Calvin math professor Jan Koop is using a $200,000 Michigan Department of Education grant to help area teachers understand and teach mathematics.
The students in math professor Jan Koop’s summer workshops this year used pattern blocks, geoboards and other hands-on teaching tools to understand mathematical concepts. In their quest for better math understanding, the students also made a quilt of geometric shapes cut from construction paper—a visual representation of fractions and symmetry—which now hangs on Koop’s office door.
Koop’s students were 43 elementary school teachers and two principals from Gladiola and West Elementary schools in Wyoming and West Side Christian School in Grand Rapids. They are participants in a $220,000 “Improving Teacher Quality Grant” from the Michigan Department of Education.
Koop is working with these local educators to improve their knowledge and teaching of math. For many of these teachers, Koop emphasized, math is not a specialty.
Teaching math concepts
“They teach science and math and, sometimes, PE too …,” she said. “They don’t tend to have strong backgrounds in math. They probably didn’t deeply understand the mathematics that they learned as they grew up. Like many of us,” Koop summarized, “they are people who very conscientiously learned their multiplication tables but didn’t know why the answers made sense.”

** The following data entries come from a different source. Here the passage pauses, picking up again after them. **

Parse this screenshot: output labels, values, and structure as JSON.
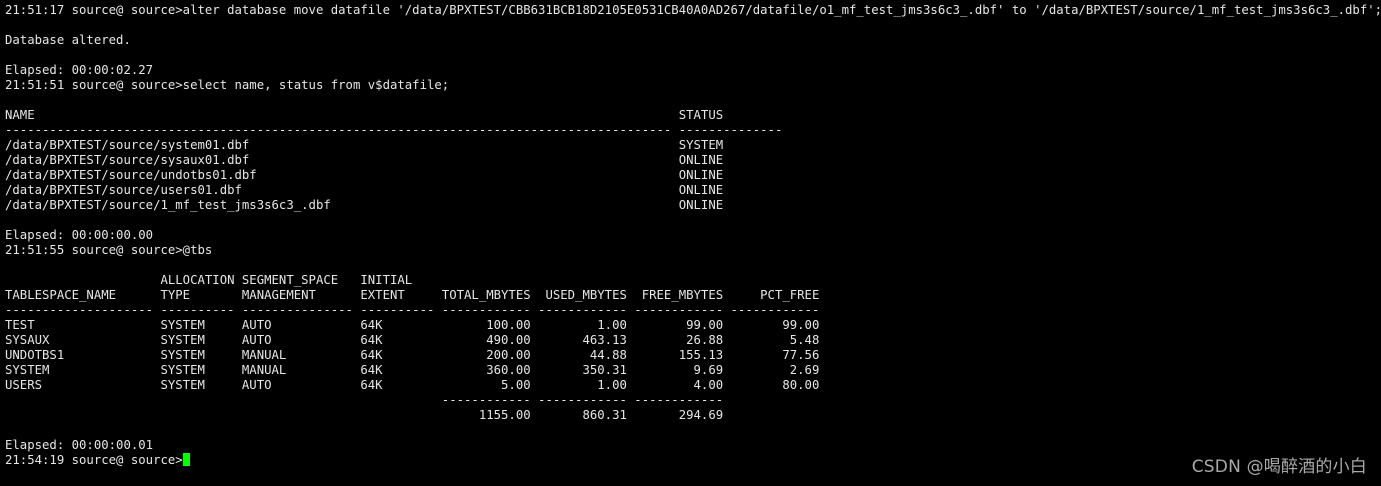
{
  "terminal": {
    "colors": {
      "background": "#000000",
      "text": "#e6e6e6",
      "cursor": "#00ff00",
      "watermark": "#a9a9a9"
    },
    "lines": [
      "21:51:17 source@ source>alter database move datafile '/data/BPXTEST/CBB631BCB18D2105E0531CB40A0AD267/datafile/o1_mf_test_jms3s6c3_.dbf' to '/data/BPXTEST/source/1_mf_test_jms3s6c3_.dbf';",
      "",
      "Database altered.",
      "",
      "Elapsed: 00:00:02.27",
      "21:51:51 source@ source>select name, status from v$datafile;",
      "",
      "NAME                                                                                       STATUS",
      "------------------------------------------------------------------------------------------ --------------",
      "/data/BPXTEST/source/system01.dbf                                                          SYSTEM",
      "/data/BPXTEST/source/sysaux01.dbf                                                          ONLINE",
      "/data/BPXTEST/source/undotbs01.dbf                                                         ONLINE",
      "/data/BPXTEST/source/users01.dbf                                                           ONLINE",
      "/data/BPXTEST/source/1_mf_test_jms3s6c3_.dbf                                               ONLINE",
      "",
      "Elapsed: 00:00:00.00",
      "21:51:55 source@ source>@tbs",
      "",
      "                     ALLOCATION SEGMENT_SPACE   INITIAL",
      "TABLESPACE_NAME      TYPE       MANAGEMENT      EXTENT     TOTAL_MBYTES  USED_MBYTES  FREE_MBYTES     PCT_FREE",
      "-------------------- ---------- --------------- ---------- ------------ ------------ ------------ ------------",
      "TEST                 SYSTEM     AUTO            64K              100.00         1.00        99.00        99.00",
      "SYSAUX               SYSTEM     AUTO            64K              490.00       463.13        26.88         5.48",
      "UNDOTBS1             SYSTEM     MANUAL          64K              200.00        44.88       155.13        77.56",
      "SYSTEM               SYSTEM     MANUAL          64K              360.00       350.31         9.69         2.69",
      "USERS                SYSTEM     AUTO            64K                5.00         1.00         4.00        80.00",
      "                                                           ------------ ------------ ------------",
      "                                                                1155.00       860.31       294.69",
      "",
      "Elapsed: 00:00:00.01"
    ],
    "prompt": "21:54:19 source@ source>"
  },
  "watermark": {
    "text": "CSDN @喝醉酒的小白"
  }
}
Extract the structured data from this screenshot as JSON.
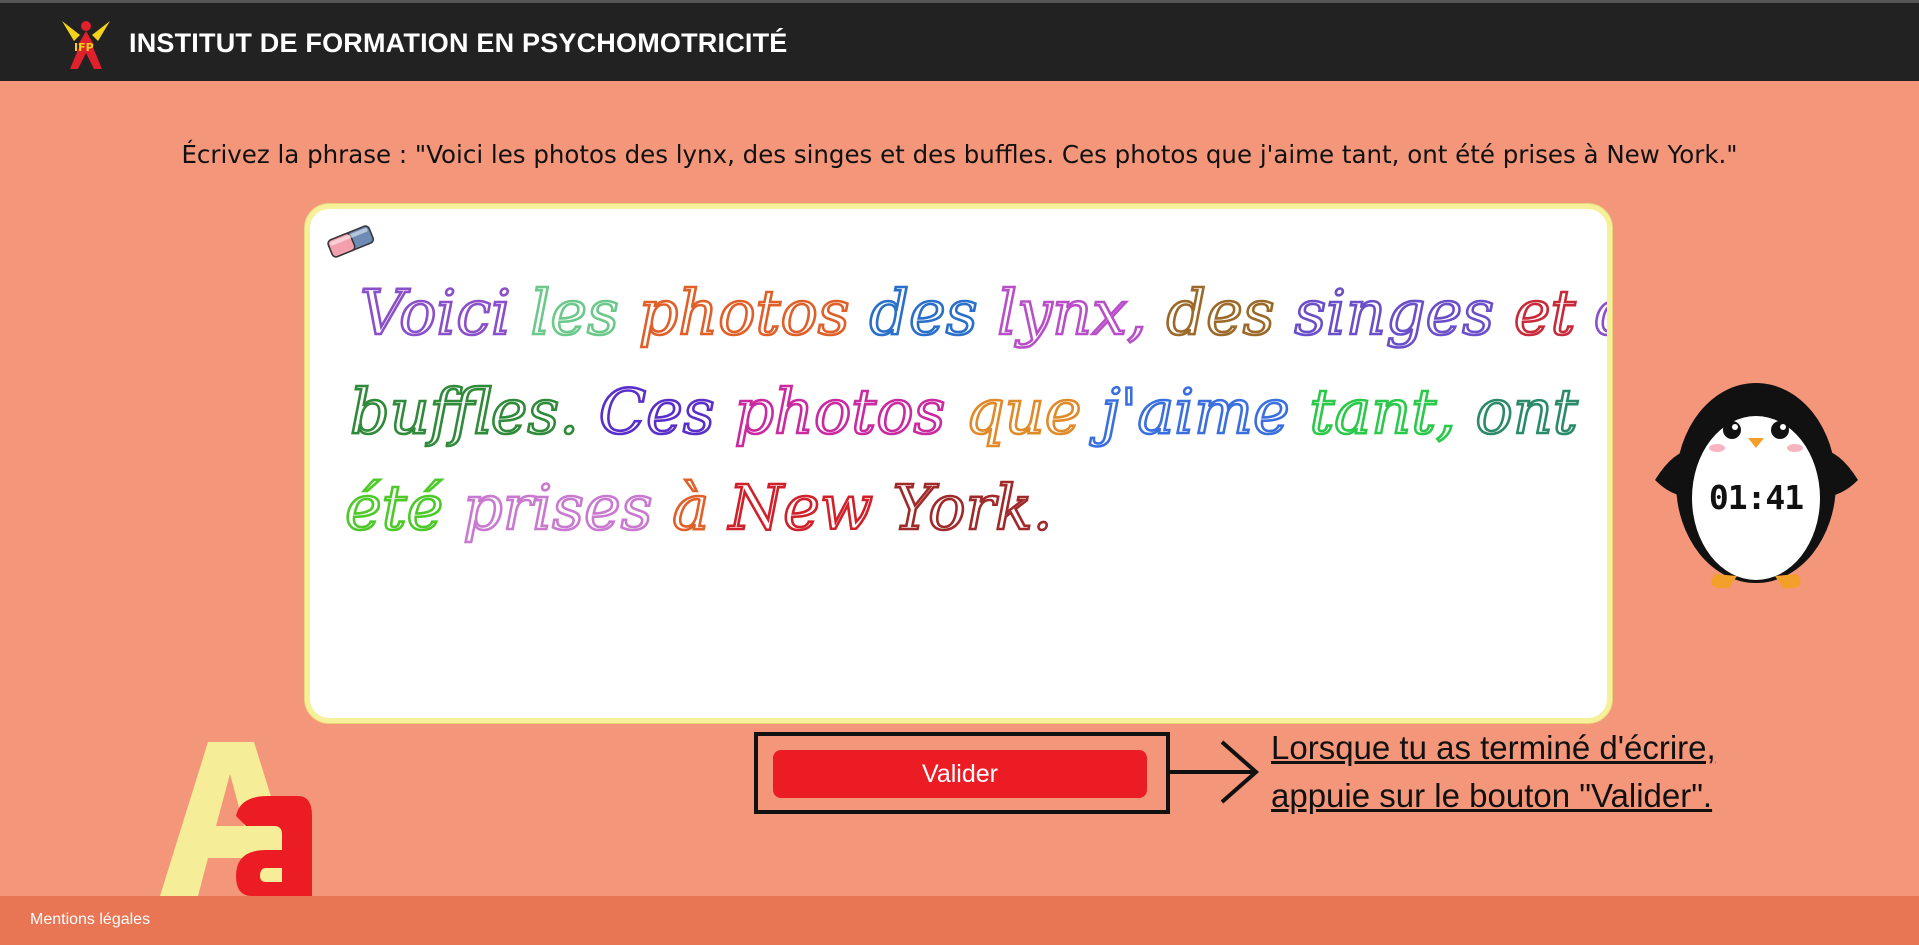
{
  "header": {
    "title": "INSTITUT DE FORMATION EN PSYCHOMOTRICITÉ",
    "logo_icon": "ifp-logo-icon"
  },
  "exercise": {
    "instruction": "Écrivez la phrase : \"Voici les photos des lynx, des singes et des buffles. Ces photos que j'aime tant, ont été prises à New York.\"",
    "eraser_icon": "eraser-icon",
    "handwritten_lines": [
      "Voici les photos des lynx, des singes et des",
      "buffles. Ces photos que j'aime tant, ont",
      "été prises à New York."
    ],
    "timer": "01:41",
    "mascot_icon": "penguin-icon"
  },
  "actions": {
    "validate_label": "Valider",
    "hint_line1": "Lorsque tu as terminé d'écrire,",
    "hint_line2": "appuie sur le bouton \"Valider\"."
  },
  "footer": {
    "legal_link": "Mentions légales"
  },
  "colors": {
    "background": "#f4967a",
    "topbar": "#222222",
    "button": "#ec1c24",
    "board_border": "#f7f09a",
    "footer": "#e87553"
  }
}
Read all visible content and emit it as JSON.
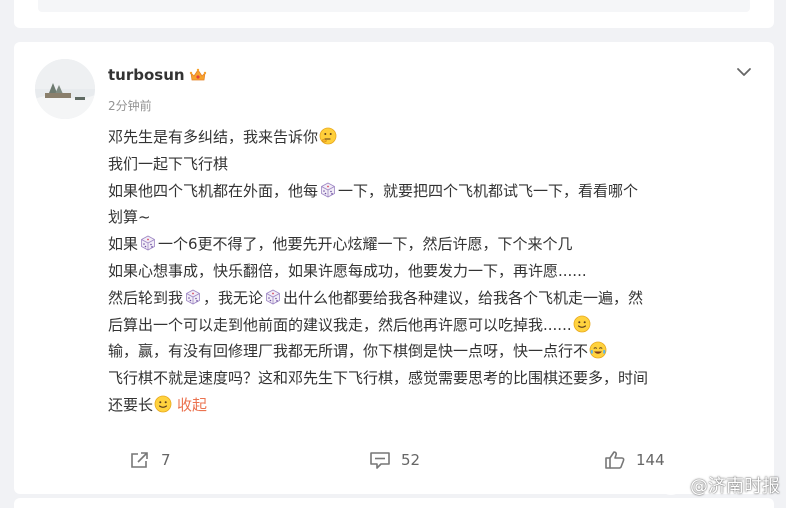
{
  "comment": {
    "username": "turbosun",
    "time": "2分钟前",
    "lines": [
      [
        "邓先生是有多纠结，我来告诉你",
        {
          "emoji": "thinking-face"
        }
      ],
      [
        "我们一起下飞行棋"
      ],
      [
        "如果他四个飞机都在外面，他每",
        {
          "emoji": "dice"
        },
        "一下，就要把四个飞机都试飞一下，看看哪个"
      ],
      [
        "划算~"
      ],
      [
        "如果",
        {
          "emoji": "dice"
        },
        "一个6更不得了，他要先开心炫耀一下，然后许愿，下个来个几"
      ],
      [
        "如果心想事成，快乐翻倍，如果许愿每成功，他要发力一下，再许愿......"
      ],
      [
        "然后轮到我",
        {
          "emoji": "dice"
        },
        "，我无论",
        {
          "emoji": "dice"
        },
        "出什么他都要给我各种建议，给我各个飞机走一遍，然"
      ],
      [
        "后算出一个可以走到他前面的建议我走，然后他再许愿可以吃掉我......",
        {
          "emoji": "slight-smile"
        }
      ],
      [
        "输，赢，有没有回修理厂我都无所谓，你下棋倒是快一点呀，快一点行不",
        {
          "emoji": "tears-of-joy"
        }
      ],
      [
        "飞行棋不就是速度吗？这和邓先生下飞行棋，感觉需要思考的比围棋还要多，时间"
      ],
      [
        "还要长",
        {
          "emoji": "slight-smile"
        },
        {
          "link": "收起"
        }
      ]
    ],
    "collapse_label": "收起"
  },
  "actions": {
    "share_count": "7",
    "comment_count": "52",
    "like_count": "144"
  },
  "watermark": {
    "text": "@济南时报"
  },
  "colors": {
    "link": "#eb7350",
    "text": "#333333",
    "muted": "#939393",
    "background": "#f1f2f5"
  }
}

To encourage deep understanding Koop welcomes the teachers to two weeklong workshops held in consecutive summers and a total of five days of instruction during the school year. In addition, the teachers receive in-school coaching in their classrooms.
“We encourage teachers to teach in a way that encourages their students to investigate math concepts,” said Koop. Teachers in the summer workshops devise strategies for learning mathematics concepts, and they create lesson plans to employ those strategies. “We emphasize understanding of the mathematical content, connections to other areas of mathematics, good pedagogy and communication in the classroom,” she said.
The teaching team
Koop has enlisted a cadre of consultants to assist with the workshops: from Hope College, mathematics professor Mary DeYoung and from Calvin, education professors Deb Buursma and Jane Genzink. Educators from the Kent Intermediate School District will lend their expertise in English language learning. “There’s a special challenge to teaching mathematics to people who don’t have English as their first language,” said Koop.
Sessions discussing the Common Core mathematics requirements are also important to the teachers who are trying to adjust their teaching to match this brand-new set of grade-level requirements in the state of Michigan.
Gladiola principal Bruce Cook enjoyed this summer’s workshop: “I know the first week was to expand our minds or blow our minds with math … ,” Cook said. “It’s great to get a jump on the core curriculum with Jan. She’s very knowledgeable.”
This is Koop’s third Improving Teacher Quality Grant since 2005. The first partnered Calvin with Alexander and Shawnee Elementary schools and with Oakdale Christian School. The second partnered the college with Godfrey-Lee and Holy Name of Jesus schools. Koop worked with 45 teachers from those schools in a second week-long workshop this summer.
Community of learners
When Koop partners with a school, she trains all of the teachers in a given school building. It’s an approach she hopes will foster a “community of learners” at each school. Genzink, who serves as Calvin’s student teacher supervisor, believes the approach is already paying off:
“It's very exciting to come into the building and see two teachers talking in the hallway about their math lesson! … As we begin to work with the new grant, I'm hopeful that this will happen in these schools as well … When students see their teachers and principal talking about mathematics on a regular basis, they too will become excited and more interested,” Genzink said.
Koop is tracking the results of the workshops, testing teachers (in the summer following their instruction) in both content knowledge and attitudes toward math.
“In this age of increased testing, mathematics is one of two subjects that are tested each year”, said Koop, “so improving mathematics instruction is very important. Developing a flexible and deep understanding of mathematics helps students in everyday tasks and improves their problem solving abilities.”